> [What is needed]:
From start to finish, set down the entries below exactly, leaving out the pictures.

[Dataset rows for apps and sites]
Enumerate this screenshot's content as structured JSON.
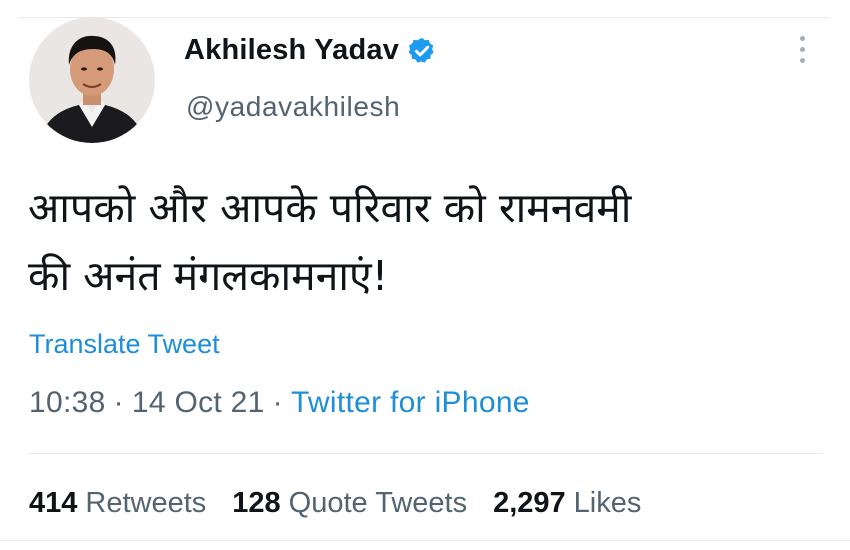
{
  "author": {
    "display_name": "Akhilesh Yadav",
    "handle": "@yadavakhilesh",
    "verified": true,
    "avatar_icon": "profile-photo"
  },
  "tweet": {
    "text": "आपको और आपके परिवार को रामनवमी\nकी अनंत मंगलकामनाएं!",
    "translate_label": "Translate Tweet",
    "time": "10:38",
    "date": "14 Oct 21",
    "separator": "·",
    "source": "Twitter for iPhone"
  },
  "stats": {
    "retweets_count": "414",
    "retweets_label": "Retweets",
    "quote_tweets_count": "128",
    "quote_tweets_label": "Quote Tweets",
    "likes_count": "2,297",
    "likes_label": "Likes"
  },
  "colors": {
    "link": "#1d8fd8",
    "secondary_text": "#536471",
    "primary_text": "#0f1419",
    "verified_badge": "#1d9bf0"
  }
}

> [Exercise answer]:
Enumerate this screenshot's content as structured JSON.
{
  "author": {
    "display_name": "Akhilesh Yadav",
    "handle": "@yadavakhilesh",
    "verified": true,
    "avatar_icon": "profile-photo"
  },
  "tweet": {
    "text": "आपको और आपके परिवार को रामनवमी\nकी अनंत मंगलकामनाएं!",
    "translate_label": "Translate Tweet",
    "time": "10:38",
    "date": "14 Oct 21",
    "separator": "·",
    "source": "Twitter for iPhone"
  },
  "stats": {
    "retweets_count": "414",
    "retweets_label": "Retweets",
    "quote_tweets_count": "128",
    "quote_tweets_label": "Quote Tweets",
    "likes_count": "2,297",
    "likes_label": "Likes"
  },
  "colors": {
    "link": "#1d8fd8",
    "secondary_text": "#536471",
    "primary_text": "#0f1419",
    "verified_badge": "#1d9bf0"
  }
}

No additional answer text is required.